PROVIDENCE, R.I. [Brown University] — Parker VanValkenburgh has dedicated more than a decade of research to understanding how colonialism impacted Peru’s Indigenous people in the 16th century. That time marked a turning point in the region: Spanish forces conquered the Inca Empire, initiating a period of social violence and upheaval that included the forced resettlement of more than 2 million Indigenous people into a series of planned towns.
In the past, VanValkenburgh, an associate professor of anthropology at Brown University, led intensive archaeological survey and excavation projects to study the effects of these transformations on Indigenous peoples’ daily lives. He’d spend years focused on just one valley or site, studying post-colonization dietary changes by excavating pits filled with food waste.

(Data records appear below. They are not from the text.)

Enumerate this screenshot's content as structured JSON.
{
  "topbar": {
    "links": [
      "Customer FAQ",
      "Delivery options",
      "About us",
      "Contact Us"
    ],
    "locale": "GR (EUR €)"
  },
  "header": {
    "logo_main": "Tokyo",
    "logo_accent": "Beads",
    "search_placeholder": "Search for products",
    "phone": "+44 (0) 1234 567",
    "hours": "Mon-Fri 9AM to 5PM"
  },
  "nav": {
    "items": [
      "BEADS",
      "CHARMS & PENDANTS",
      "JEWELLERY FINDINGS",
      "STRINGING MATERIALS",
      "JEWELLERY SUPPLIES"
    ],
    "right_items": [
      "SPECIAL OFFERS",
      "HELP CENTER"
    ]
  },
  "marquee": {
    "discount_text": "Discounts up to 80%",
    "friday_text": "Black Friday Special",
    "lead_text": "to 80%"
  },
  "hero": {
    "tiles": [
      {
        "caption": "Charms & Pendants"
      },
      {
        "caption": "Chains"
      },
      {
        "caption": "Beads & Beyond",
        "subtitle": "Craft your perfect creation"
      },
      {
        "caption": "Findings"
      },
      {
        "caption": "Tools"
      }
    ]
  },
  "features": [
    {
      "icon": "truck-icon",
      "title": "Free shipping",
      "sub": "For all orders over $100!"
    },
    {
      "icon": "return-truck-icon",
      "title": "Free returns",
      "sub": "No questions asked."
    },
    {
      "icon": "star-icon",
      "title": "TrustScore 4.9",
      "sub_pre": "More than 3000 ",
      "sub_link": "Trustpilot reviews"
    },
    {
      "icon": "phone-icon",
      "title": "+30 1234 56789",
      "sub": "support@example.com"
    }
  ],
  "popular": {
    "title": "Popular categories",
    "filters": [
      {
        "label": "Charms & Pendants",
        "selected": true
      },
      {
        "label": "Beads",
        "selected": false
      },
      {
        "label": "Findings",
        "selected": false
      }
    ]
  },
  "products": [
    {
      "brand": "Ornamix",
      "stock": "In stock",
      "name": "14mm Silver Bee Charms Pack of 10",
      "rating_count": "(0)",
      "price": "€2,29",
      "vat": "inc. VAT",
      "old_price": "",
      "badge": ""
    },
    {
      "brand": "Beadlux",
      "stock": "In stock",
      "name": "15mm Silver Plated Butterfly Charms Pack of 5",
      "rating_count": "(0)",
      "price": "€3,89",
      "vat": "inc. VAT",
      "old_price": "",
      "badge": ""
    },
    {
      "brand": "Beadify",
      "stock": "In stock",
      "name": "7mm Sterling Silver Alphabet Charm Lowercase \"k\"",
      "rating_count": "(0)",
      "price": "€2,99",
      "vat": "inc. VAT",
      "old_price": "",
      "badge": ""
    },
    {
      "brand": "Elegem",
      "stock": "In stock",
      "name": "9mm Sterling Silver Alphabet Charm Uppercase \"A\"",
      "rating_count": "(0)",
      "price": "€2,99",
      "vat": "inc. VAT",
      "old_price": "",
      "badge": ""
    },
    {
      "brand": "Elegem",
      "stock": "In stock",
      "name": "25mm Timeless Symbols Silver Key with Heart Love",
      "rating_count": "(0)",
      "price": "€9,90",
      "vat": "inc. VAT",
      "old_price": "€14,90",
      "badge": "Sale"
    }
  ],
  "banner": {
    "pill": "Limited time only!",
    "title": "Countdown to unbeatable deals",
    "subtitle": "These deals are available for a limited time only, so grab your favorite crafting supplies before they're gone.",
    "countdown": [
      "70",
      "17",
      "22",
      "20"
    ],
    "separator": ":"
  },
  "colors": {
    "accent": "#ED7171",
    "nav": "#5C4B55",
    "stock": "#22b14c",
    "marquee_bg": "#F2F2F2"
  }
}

VanValkenburgh believed that work was valuable, but he longed to zoom out — to see how his findings fit into, or differed from, other scientists’ findings across the region. So he partnered with Steven Wernke, an associate professor of anthropology at Vanderbilt University, to develop a tool that would map cultural and environmental change at a much larger scale.
The result is the Geospatial Platform for Andean Culture, History and Archaeology, or GeoPACHA — an open-source, browser-based platform that allows teams of researchers to work together to map archaeological sites in high-resolution satellite imagery.
“Archaeologists are really good at the small picture,” VanValkenburgh said. “We can dig into pits and tell you the minuscule ways in which the soil changed over time. But we lack the kinds of systematic data that we need to make sweeping statements about how those changes fit into the bigger picture of the growth of Indigenous societies in the past, of the Inca Empire’s rise and fall, and of the large-scale effects of Spanish colonization.”
In collaboration with colleagues across the United States, Peru and several other countries, VanValkenburgh, Wernke and colleagues spent a year using GeoPACHA to gather data on ancient sites, roads, livestock corrals and agricultural terraces. Their work has yielded a raft of new findings about how Spanish colonization and forced resettlement changed the region’s population density, its natural landscape and in some cases even its climate.
The findings, detailed across six new papers, were published online on Monday, Dec. 18 in Antiquity. They’ll also be featured in the journal’s February 2024 print edition.